Seeing some of the changes in place, including opening the carpool HOV lane to all vehicles, brings back memories of the Point of the Mountain project before it was finished in 2016. The Point of the Mountain project certainly help traffic north of Thanksgiving Point and we can only hope that this I-15 Technology Corridor will be as successful.

I-15 isn’t the only major construction zone in Utah County. Along University Parkway in Orem and University Avenue in Provo, work continues to upgrade the roads to include bus rapid transit. While the slow emergence of boarding platforms gives us confidence that the buses will be rolling along the route soon, the remaining work is having a large impact on traffic through downtown Provo.

Closed access to some cross streets on University Avenue has posed a challenge to drivers (yes, including us) as they work out detours to get their destinations. Unfortunately, the construction appears to have put more traffic on Center Street, which seems to have led to an increase of vehicle crashes at the intersection with University Avenue. Historically, it’s been troublesome trying to turn left from Center Street to University Avenue (in either direction) and the construction compounds the problem.

The construction has also led to lanes being shifted. For the most part, these land shifts are well marked, but the lane shift on southbound University Avenue at Center Street is abrupt and somewhat difficult to see in rainy conditions. Drivers can also get confused by some lane shifts and find themselves driving into oncoming traffic.

With all these challenges, it’s important for Utahns to disprove the stereotype that they are awful drivers.
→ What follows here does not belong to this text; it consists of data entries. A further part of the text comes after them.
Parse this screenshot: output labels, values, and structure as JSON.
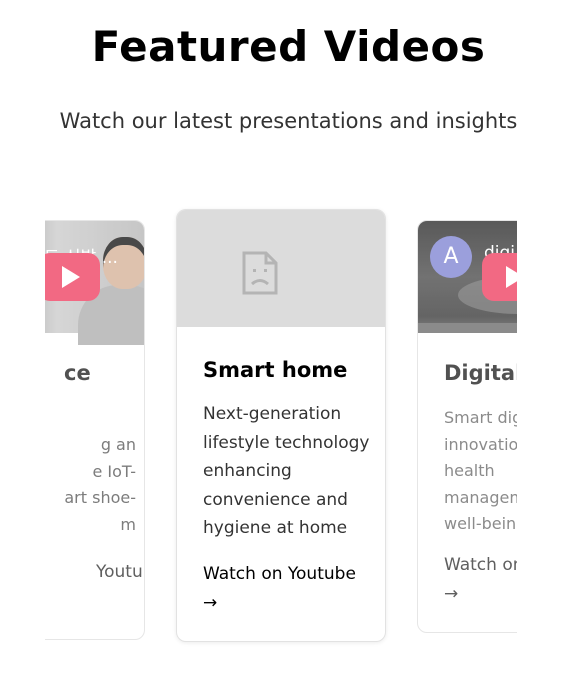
{
  "section": {
    "title": "Featured Videos",
    "subtitle": "Watch our latest presentations and insights"
  },
  "cards": {
    "left": {
      "thumb_caption": "드 신발 ...",
      "title": "ce",
      "description": "g an\ne IoT-\nart shoe-\nm",
      "link": "Youtube"
    },
    "center": {
      "thumb_icon": "broken-image-icon",
      "title": "Smart home",
      "description": "Next-generation lifestyle technology enhancing convenience and hygiene at home",
      "link": "Watch on Youtube →"
    },
    "right": {
      "avatar_letter": "A",
      "thumb_caption": "digi",
      "title": "Digital",
      "description": "Smart dig\ninnovatio\nhealth\nmanagem\nwell-being",
      "link": "Watch on\n→"
    }
  },
  "colors": {
    "play_button": "#f0506e",
    "avatar": "#8a8fd6",
    "placeholder": "#dcdcdc"
  }
}
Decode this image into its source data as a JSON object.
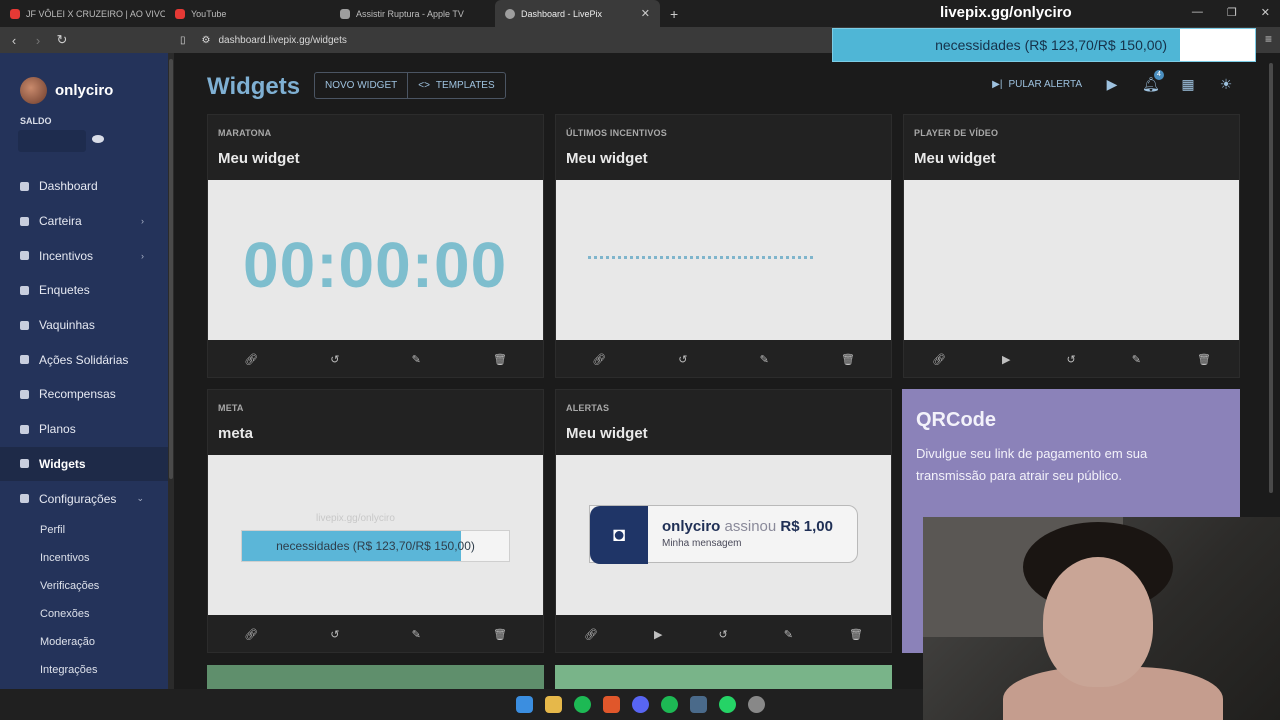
{
  "browser": {
    "tabs": [
      {
        "label": "JF VÔLEI X CRUZEIRO | AO VIVO E COM IMAGEM",
        "color": "#e53935"
      },
      {
        "label": "YouTube",
        "color": "#e53935"
      },
      {
        "label": "Assistir Ruptura - Apple TV",
        "color": "#9e9e9e"
      },
      {
        "label": "Dashboard - LivePix",
        "color": "#9e9e9e",
        "active": true
      }
    ],
    "url": "dashboard.livepix.gg/widgets"
  },
  "overlay": {
    "title": "livepix.gg/onlyciro",
    "goal_text": "necessidades (R$ 123,70/R$ 150,00)",
    "progress": 0.82
  },
  "sidebar": {
    "username": "onlyciro",
    "saldo_label": "SALDO",
    "items": [
      {
        "label": "Dashboard",
        "icon": "dashboard-icon"
      },
      {
        "label": "Carteira",
        "icon": "wallet-icon",
        "expandable": true
      },
      {
        "label": "Incentivos",
        "icon": "incentives-icon",
        "expandable": true
      },
      {
        "label": "Enquetes",
        "icon": "poll-icon"
      },
      {
        "label": "Vaquinhas",
        "icon": "piggy-icon"
      },
      {
        "label": "Ações Solidárias",
        "icon": "heart-icon"
      },
      {
        "label": "Recompensas",
        "icon": "gift-icon"
      },
      {
        "label": "Planos",
        "icon": "plans-icon"
      },
      {
        "label": "Widgets",
        "icon": "widgets-icon",
        "active": true
      },
      {
        "label": "Configurações",
        "icon": "gear-icon",
        "expandable": true
      }
    ],
    "subitems": [
      "Perfil",
      "Incentivos",
      "Verificações",
      "Conexões",
      "Moderação",
      "Integrações"
    ]
  },
  "main": {
    "title": "Widgets",
    "novo_widget": "NOVO WIDGET",
    "templates": "TEMPLATES",
    "pular_alerta": "PULAR ALERTA",
    "notification_count": "4"
  },
  "widgets": [
    {
      "category": "MARATONA",
      "name": "Meu widget",
      "timer": "00:00:00"
    },
    {
      "category": "ÚLTIMOS INCENTIVOS",
      "name": "Meu widget"
    },
    {
      "category": "PLAYER DE VÍDEO",
      "name": "Meu widget"
    },
    {
      "category": "META",
      "name": "meta",
      "url": "livepix.gg/onlyciro",
      "goal_text": "necessidades (R$ 123,70/R$ 150,00)",
      "progress": 0.82
    },
    {
      "category": "ALERTAS",
      "name": "Meu widget",
      "alert_user": "onlyciro",
      "alert_action": "assinou",
      "alert_amount": "R$ 1,00",
      "alert_message": "Minha mensagem"
    }
  ],
  "qrcode": {
    "title": "QRCode",
    "description": "Divulgue seu link de pagamento em sua transmissão para atrair seu público."
  }
}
It shouldn’t be too hard to follow the rules of the road — including obeying speed limits and not running red lights. The ongoing construction will inevitably cause problems, but it’s up to all of us to keep these problems from turning into major headaches. Plan ahead and give yourself plenty of time to get to your destinations.